Make it tough for Midway to survive and one day you will see for sure a Toll Brothers, Avalon Bay or the equivalent Town House development. Who needs the grief?

It is time to inject some reality in the pursuit of ratables.

And there is no miracle ingredient arriving with the Comprehensive Plan. As sure as the lord made little green apples, the rx for Greenburgh's Central Avenue and Tarrytown Road commercials strips is basement parking, ground floor retail and four to five floors of mixed use commercial, office and residential above. The second floors may be community-use rooms, office, medical etc. as part of the incentives to allow variances for three upper floors of multi-family

There I've saved the Town the $400,000 Comprehensive Plan cost.

And encouraging new construction in effect produces new assessments at new fair market values. Otherwise, everyone supports revaluation of someone else's home or commercial property.

However no one wants anything to change. No one wants higher taxes, no one wants more traffic, no one wants more residential and its cost upon existing schools, sewers, fire districts, garbage collection...,no one wants to see more vacancies, no one who owns an existing home wants to see its value decrease...

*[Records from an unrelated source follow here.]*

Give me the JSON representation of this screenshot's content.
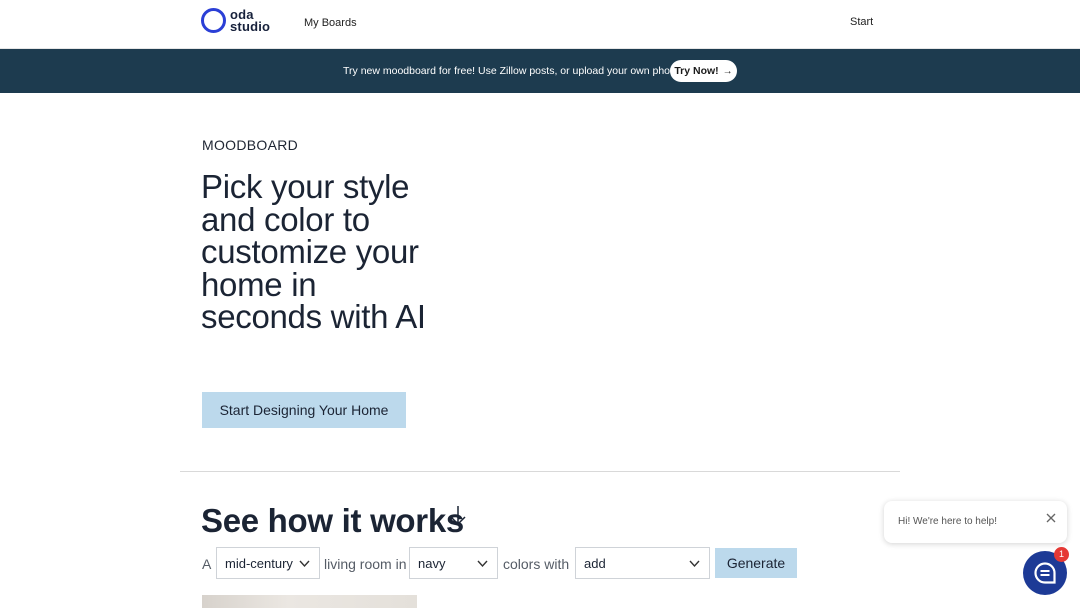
{
  "header": {
    "logo_text_line1": "oda",
    "logo_text_line2": "studio",
    "nav_boards": "My Boards",
    "nav_start": "Start"
  },
  "banner": {
    "text": "Try new moodboard for free! Use Zillow posts, or upload your own photos.",
    "button_label": "Try Now!",
    "button_arrow": "→"
  },
  "hero": {
    "eyebrow": "MOODBOARD",
    "headline": "Pick your style and color to customize your home in seconds with AI",
    "cta_label": "Start Designing Your Home"
  },
  "how_it_works": {
    "title": "See how it works",
    "sentence": {
      "word_a": "A",
      "style_select": "mid-century",
      "word_room": "living room in",
      "color_select": "navy",
      "word_colors": "colors with",
      "add_select": "add"
    },
    "generate_label": "Generate"
  },
  "chat": {
    "bubble_text": "Hi! We're here to help!",
    "badge_count": "1"
  },
  "colors": {
    "brand_blue": "#2b3fd6",
    "banner_bg": "#1d3b4f",
    "cta_bg": "#bcd9ec",
    "chat_launcher": "#1d3a96",
    "badge_red": "#e53935"
  }
}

People readily accept their computers, fax machines, answering machines, cds, dvds, global positioning systems, email, video games, cell phones, flat panel hdtv home entertainment centers etc. They only change they can't accept is what happens on the other side of their property line.

Making people understand that living 20 miles from New York City is no longer living in the suburbs. Keeping the green in Greenburgh is no longer about grass and open space; it is about enticing the green dollars which keep the garbage being picked up, the schools open and the roads cleared when it snows and even a swim team at the Community Center.

If you want these things, then be prepared to for more lights to change before you get through the intersection and be prepared to embrace anyone who is willing to invest dollars in Greenburgh.

Or get out now while prices are still high. There are still untapped and undiscovered Greenburghs of 50 year ago pedigree awaiting settlement in northern Westchester, Putnam and Ulster counties.

But if you stay, be prepared to pay higher taxes or allow what little development remains to be done on underutilized parcels. The victory from reducing an 800,000 foot plan to 500,000 feet is a hollow one; all it means it that the Town has lost the tax revenues for 300,000 feet which aren't going to come back after the construction crews have left.

Anonymous said...


You are correct, that it is unlikely anyone will put a grocery store so close to the A & P.

And it was Paul Feiner who chased away the Home Depot on Route 9 to just over the Greenburgh border.

hal samis said...

This was entirely Feiner, right?

Not the Town Board, not the Zoning Board, not the Planning Board and not the nearby civic associations.